Guest blog: what do I do if staff don’t return a signed contract?
I often get asked by salon owners for advice on what to do if staff refuse to sign their contract of employment, or simply fail to do so. I always recommend issuing contracts in the first week of employment. It’s a bit of work but eliminates all the later headaches.
What's the process?
You then give staff seven days to either sign and return their contract or to raise concerns with you. If it doesn’t happen, you release them in their trial period or make it clear that this is your plan if the contract doesn’t arrive signed by a second later deadline – in other words, give them a second chance.
Alternatively, you could tell them that if it isn’t signed by the second date you will assume they don’t wish to continue with their employment.

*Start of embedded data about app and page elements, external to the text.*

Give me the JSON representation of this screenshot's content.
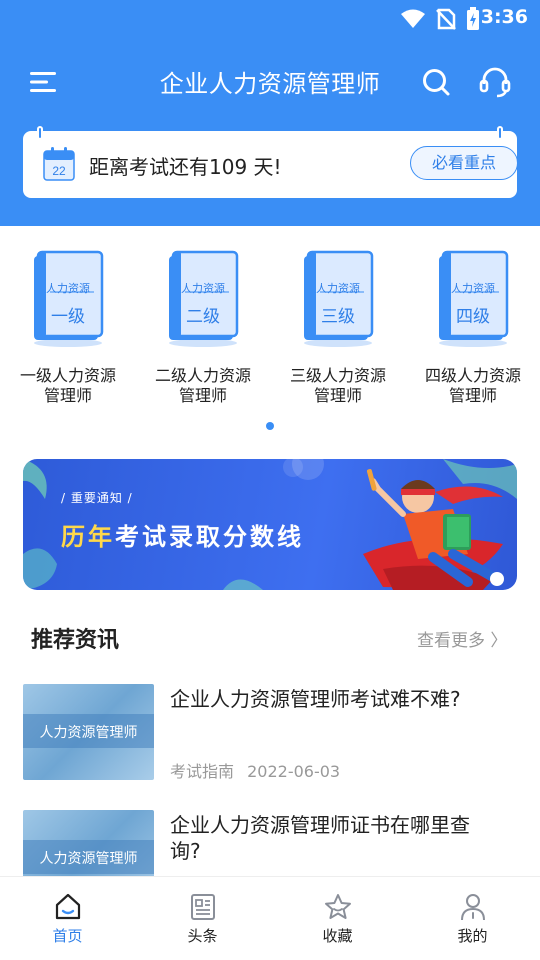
{
  "status_bar": {
    "time": "3:36"
  },
  "header": {
    "title": "企业人力资源管理师",
    "countdown_day": "22",
    "countdown_text": "距离考试还有109 天!",
    "must_see_label": "必看重点"
  },
  "levels": [
    {
      "book_top": "人力资源",
      "book_level": "一级",
      "label": "一级人力资源管理师"
    },
    {
      "book_top": "人力资源",
      "book_level": "二级",
      "label": "二级人力资源管理师"
    },
    {
      "book_top": "人力资源",
      "book_level": "三级",
      "label": "三级人力资源管理师"
    },
    {
      "book_top": "人力资源",
      "book_level": "四级",
      "label": "四级人力资源管理师"
    }
  ],
  "banner": {
    "kicker": "/ 重要通知 /",
    "title_highlight": "历年",
    "title_rest": "考试录取分数线"
  },
  "section": {
    "title": "推荐资讯",
    "more": "查看更多 〉"
  },
  "articles": [
    {
      "thumb_text": "人力资源管理师",
      "title": "企业人力资源管理师考试难不难?",
      "category": "考试指南",
      "date": "2022-06-03"
    },
    {
      "thumb_text": "人力资源管理师",
      "title": "企业人力资源管理师证书在哪里查询?"
    }
  ],
  "bottom_nav": [
    {
      "label": "首页",
      "icon": "home-icon",
      "active": true
    },
    {
      "label": "头条",
      "icon": "news-icon",
      "active": false
    },
    {
      "label": "收藏",
      "icon": "star-icon",
      "active": false
    },
    {
      "label": "我的",
      "icon": "user-icon",
      "active": false
    }
  ],
  "colors": {
    "primary": "#3a8ef5",
    "highlight": "#ffd84a",
    "muted": "#999999"
  }
}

An even better method is to issue the contract prior to their start date, then the offer can be simply withdrawn if the contract isn’t signed and returned prior to them beginning work with you.

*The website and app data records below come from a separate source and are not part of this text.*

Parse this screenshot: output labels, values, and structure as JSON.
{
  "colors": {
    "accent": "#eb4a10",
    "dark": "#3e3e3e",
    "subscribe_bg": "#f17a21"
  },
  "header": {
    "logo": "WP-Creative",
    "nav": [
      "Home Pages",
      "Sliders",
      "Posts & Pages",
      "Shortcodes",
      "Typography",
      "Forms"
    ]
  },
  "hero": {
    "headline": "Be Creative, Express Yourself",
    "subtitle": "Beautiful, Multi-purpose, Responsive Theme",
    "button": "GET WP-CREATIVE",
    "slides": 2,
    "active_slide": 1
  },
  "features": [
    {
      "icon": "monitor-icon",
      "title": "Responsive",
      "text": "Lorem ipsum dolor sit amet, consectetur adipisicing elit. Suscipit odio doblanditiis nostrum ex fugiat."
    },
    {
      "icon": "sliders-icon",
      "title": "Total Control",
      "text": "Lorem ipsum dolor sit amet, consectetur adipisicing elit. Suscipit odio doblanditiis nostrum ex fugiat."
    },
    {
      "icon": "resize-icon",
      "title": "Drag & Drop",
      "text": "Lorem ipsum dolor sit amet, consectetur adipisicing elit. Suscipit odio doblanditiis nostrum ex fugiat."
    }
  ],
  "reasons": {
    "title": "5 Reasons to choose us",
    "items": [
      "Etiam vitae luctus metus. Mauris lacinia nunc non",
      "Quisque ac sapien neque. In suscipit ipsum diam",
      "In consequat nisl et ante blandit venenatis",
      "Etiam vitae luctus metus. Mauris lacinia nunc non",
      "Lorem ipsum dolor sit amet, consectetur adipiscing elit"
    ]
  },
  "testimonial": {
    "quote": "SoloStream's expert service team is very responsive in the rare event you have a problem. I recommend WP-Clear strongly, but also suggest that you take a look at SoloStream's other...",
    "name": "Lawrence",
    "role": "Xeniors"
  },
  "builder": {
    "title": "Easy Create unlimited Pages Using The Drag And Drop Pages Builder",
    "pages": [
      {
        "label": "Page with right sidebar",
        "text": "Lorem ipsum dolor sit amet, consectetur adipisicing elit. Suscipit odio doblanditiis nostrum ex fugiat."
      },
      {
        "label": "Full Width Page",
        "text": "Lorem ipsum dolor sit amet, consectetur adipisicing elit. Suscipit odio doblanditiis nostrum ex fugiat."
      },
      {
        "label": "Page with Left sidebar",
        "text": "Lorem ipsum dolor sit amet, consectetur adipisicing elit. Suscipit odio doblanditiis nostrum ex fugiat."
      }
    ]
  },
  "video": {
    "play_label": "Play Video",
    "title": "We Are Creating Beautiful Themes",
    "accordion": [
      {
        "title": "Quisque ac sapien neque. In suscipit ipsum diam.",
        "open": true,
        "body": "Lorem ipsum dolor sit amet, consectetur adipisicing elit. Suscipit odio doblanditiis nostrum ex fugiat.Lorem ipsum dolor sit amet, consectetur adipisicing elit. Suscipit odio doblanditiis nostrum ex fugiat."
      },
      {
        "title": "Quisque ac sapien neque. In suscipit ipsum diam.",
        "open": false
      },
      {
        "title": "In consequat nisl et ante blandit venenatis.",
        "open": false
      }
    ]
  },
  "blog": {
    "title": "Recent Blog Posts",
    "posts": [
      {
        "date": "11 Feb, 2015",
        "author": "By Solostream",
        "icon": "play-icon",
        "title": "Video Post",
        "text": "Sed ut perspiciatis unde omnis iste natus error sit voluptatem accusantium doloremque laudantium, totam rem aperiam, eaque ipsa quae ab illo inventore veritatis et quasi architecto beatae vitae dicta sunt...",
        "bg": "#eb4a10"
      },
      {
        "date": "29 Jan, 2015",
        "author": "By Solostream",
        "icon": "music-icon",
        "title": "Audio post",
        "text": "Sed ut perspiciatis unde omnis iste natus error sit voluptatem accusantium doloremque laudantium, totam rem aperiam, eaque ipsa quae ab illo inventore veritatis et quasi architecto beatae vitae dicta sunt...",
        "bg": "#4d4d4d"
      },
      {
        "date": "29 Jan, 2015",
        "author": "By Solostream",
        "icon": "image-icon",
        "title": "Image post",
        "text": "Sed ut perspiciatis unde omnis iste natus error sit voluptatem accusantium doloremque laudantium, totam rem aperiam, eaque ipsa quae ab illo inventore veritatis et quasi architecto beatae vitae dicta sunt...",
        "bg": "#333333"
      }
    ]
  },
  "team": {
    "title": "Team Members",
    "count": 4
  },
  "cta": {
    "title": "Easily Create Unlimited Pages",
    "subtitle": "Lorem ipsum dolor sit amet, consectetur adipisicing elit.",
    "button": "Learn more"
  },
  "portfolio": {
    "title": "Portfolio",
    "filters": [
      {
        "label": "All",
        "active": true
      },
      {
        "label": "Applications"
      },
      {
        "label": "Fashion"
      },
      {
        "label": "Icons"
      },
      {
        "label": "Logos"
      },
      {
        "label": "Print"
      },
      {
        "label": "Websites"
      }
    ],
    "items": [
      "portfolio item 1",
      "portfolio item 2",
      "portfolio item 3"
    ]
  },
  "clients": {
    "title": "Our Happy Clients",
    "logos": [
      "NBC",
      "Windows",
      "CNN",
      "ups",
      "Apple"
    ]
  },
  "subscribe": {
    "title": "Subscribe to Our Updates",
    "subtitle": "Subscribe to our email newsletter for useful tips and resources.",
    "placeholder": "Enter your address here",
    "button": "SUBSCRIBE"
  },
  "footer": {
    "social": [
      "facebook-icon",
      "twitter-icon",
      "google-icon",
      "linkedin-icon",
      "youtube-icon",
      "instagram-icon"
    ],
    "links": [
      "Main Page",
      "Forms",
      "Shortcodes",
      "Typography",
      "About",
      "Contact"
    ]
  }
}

What if the employee has concerns?
If the employee has concerns then of course you should try to resolve them, but it should not be an option for them to continue to work if the contract remains unsigned. Employees often believe that if they haven’t signed the contract they aren’t bound by its terms, but this isn’t the case. By taking receipt of it then continuing to turn up for work they have effectively accepted it.
However, don’t leave it to chance. It’s still advisable to write to the employee and confirm that they have accepted all the benefits outlined in the contract and you are assuming, if they continue to work for you, that they have also accepted all terms in the document.
David Wright is a consultant in all aspects of employment practice and law. He is the main employment law consultant for Habia and provides a personalised support service for UK salons.